EXERCISE OBJECTIVE:
Your answer consists of the lines in the data that contain "JSON". Copy each of them.

Dataset excerpts:
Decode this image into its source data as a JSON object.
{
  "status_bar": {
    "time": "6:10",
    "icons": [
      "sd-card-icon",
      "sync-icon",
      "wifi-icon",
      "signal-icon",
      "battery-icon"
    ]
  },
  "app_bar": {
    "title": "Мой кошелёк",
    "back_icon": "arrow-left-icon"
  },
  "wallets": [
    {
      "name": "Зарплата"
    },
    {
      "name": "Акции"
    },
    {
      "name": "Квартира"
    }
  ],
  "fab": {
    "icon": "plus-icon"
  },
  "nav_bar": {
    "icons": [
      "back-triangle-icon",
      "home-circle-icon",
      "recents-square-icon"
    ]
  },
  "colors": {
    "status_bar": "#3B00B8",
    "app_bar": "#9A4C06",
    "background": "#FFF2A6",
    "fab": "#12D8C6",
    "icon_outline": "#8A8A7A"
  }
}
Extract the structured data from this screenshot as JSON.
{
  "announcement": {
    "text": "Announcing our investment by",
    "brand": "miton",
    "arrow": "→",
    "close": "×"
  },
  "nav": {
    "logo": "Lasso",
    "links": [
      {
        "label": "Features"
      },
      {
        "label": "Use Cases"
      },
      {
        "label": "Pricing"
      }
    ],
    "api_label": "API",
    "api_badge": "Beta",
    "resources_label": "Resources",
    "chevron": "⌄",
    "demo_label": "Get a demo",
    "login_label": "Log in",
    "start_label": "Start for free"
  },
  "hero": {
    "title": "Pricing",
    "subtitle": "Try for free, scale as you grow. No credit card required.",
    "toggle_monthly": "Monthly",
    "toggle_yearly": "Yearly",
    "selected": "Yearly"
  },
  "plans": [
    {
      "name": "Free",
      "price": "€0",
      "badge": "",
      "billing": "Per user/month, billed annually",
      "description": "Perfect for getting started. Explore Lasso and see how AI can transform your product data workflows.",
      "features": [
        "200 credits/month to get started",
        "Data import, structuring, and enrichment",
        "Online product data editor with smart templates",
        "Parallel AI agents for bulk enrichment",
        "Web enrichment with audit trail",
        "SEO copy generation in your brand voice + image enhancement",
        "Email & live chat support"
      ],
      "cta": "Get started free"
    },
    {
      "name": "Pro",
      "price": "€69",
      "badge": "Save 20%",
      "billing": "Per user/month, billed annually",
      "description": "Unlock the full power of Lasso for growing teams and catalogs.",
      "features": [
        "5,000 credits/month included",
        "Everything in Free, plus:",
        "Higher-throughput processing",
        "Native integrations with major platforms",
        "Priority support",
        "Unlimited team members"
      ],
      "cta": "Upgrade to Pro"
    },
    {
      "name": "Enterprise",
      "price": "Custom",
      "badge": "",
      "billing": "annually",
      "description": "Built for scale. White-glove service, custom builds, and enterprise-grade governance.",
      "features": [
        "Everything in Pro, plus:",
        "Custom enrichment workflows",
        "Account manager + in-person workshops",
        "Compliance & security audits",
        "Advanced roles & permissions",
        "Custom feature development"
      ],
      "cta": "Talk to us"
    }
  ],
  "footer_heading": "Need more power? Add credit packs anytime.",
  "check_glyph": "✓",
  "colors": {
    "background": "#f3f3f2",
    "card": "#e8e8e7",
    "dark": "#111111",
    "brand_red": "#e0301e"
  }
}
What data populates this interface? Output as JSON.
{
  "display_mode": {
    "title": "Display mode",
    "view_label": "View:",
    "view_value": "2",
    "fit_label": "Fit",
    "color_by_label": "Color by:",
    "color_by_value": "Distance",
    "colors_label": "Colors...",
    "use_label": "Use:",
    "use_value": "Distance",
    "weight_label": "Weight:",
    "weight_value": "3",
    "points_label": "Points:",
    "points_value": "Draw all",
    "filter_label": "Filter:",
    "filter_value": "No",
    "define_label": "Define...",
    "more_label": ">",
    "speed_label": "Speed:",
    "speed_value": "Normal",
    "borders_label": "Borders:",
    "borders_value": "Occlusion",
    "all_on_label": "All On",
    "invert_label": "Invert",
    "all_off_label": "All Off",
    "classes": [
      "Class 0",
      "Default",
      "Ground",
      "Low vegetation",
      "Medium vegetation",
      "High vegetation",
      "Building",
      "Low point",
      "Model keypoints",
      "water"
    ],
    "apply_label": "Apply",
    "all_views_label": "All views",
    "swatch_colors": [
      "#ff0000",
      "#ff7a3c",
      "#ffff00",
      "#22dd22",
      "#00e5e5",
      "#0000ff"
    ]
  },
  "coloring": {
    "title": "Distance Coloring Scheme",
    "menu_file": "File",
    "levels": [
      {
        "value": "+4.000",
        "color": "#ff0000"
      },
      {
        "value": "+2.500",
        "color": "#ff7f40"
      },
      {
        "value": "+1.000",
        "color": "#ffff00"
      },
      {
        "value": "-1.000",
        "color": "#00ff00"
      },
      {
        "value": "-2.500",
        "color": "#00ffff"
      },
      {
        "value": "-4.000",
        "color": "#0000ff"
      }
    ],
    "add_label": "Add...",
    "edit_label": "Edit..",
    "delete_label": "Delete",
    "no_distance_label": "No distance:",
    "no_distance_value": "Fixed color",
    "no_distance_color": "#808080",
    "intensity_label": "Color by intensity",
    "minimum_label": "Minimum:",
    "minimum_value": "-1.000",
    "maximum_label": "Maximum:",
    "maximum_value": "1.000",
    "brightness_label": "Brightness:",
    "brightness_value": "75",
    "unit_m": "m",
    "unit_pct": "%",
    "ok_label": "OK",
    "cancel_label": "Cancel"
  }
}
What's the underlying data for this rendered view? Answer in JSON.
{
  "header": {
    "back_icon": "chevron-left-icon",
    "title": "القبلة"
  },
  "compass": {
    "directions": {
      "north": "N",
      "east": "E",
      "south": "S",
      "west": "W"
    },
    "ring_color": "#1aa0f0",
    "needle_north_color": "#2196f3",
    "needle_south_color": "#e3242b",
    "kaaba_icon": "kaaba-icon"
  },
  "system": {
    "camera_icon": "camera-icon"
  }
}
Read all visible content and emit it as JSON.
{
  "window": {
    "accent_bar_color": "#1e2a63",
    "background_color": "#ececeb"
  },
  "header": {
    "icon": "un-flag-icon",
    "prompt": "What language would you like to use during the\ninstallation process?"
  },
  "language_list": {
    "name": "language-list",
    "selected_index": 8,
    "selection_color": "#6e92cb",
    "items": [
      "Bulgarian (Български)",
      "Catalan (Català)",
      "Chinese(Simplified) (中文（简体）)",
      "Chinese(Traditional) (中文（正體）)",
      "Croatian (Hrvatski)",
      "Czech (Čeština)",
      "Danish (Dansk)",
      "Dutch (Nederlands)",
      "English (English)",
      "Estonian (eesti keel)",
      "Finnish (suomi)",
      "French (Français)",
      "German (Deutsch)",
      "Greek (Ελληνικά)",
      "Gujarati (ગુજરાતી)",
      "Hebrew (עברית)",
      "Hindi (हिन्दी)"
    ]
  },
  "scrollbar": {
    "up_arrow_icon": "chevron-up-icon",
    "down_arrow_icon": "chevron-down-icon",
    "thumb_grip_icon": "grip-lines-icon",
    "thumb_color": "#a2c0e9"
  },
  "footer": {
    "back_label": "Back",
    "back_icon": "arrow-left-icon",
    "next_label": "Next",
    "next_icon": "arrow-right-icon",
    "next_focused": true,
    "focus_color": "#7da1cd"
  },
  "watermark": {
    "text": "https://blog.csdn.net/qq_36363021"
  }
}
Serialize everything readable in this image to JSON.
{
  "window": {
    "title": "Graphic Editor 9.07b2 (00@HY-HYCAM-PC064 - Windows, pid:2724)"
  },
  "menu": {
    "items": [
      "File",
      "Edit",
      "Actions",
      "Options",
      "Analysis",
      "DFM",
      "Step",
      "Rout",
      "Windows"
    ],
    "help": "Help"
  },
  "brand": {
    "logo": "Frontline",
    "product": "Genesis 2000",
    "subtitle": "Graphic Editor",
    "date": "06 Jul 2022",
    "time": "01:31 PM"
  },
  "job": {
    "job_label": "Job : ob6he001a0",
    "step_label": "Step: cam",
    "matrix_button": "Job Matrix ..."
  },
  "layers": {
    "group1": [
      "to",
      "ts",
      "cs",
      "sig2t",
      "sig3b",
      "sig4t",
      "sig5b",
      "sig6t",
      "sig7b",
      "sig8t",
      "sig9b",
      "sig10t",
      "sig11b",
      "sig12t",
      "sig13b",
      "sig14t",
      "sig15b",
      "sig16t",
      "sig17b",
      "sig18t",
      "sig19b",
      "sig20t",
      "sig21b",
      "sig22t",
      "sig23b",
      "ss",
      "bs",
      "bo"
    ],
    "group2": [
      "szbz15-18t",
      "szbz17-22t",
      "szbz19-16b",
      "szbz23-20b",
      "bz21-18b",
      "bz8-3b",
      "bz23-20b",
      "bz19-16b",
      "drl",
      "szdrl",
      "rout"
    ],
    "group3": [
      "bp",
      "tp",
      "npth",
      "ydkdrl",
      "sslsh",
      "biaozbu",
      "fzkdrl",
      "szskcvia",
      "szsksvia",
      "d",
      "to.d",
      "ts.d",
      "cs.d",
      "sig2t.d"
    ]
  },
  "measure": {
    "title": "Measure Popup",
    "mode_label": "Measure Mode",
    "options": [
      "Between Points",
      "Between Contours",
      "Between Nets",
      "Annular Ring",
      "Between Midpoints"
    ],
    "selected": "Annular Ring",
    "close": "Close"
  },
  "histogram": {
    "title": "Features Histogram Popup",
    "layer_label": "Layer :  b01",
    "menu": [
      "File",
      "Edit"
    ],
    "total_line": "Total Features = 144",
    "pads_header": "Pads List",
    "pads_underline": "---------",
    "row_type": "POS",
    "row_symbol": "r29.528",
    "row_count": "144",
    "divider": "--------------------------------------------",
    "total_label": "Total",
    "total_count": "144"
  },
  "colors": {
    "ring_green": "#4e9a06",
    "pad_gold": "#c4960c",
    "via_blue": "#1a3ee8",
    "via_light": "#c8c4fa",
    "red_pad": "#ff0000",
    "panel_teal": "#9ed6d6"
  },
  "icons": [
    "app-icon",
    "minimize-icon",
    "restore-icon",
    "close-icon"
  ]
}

EXERCISE ANSWER:
Decode this image into its source data as a JSON object.
Extract the structured data from this screenshot as JSON.
What data populates this interface? Output as JSON.
What's the underlying data for this rendered view? Answer in JSON.
Read all visible content and emit it as JSON.
Serialize everything readable in this image to JSON.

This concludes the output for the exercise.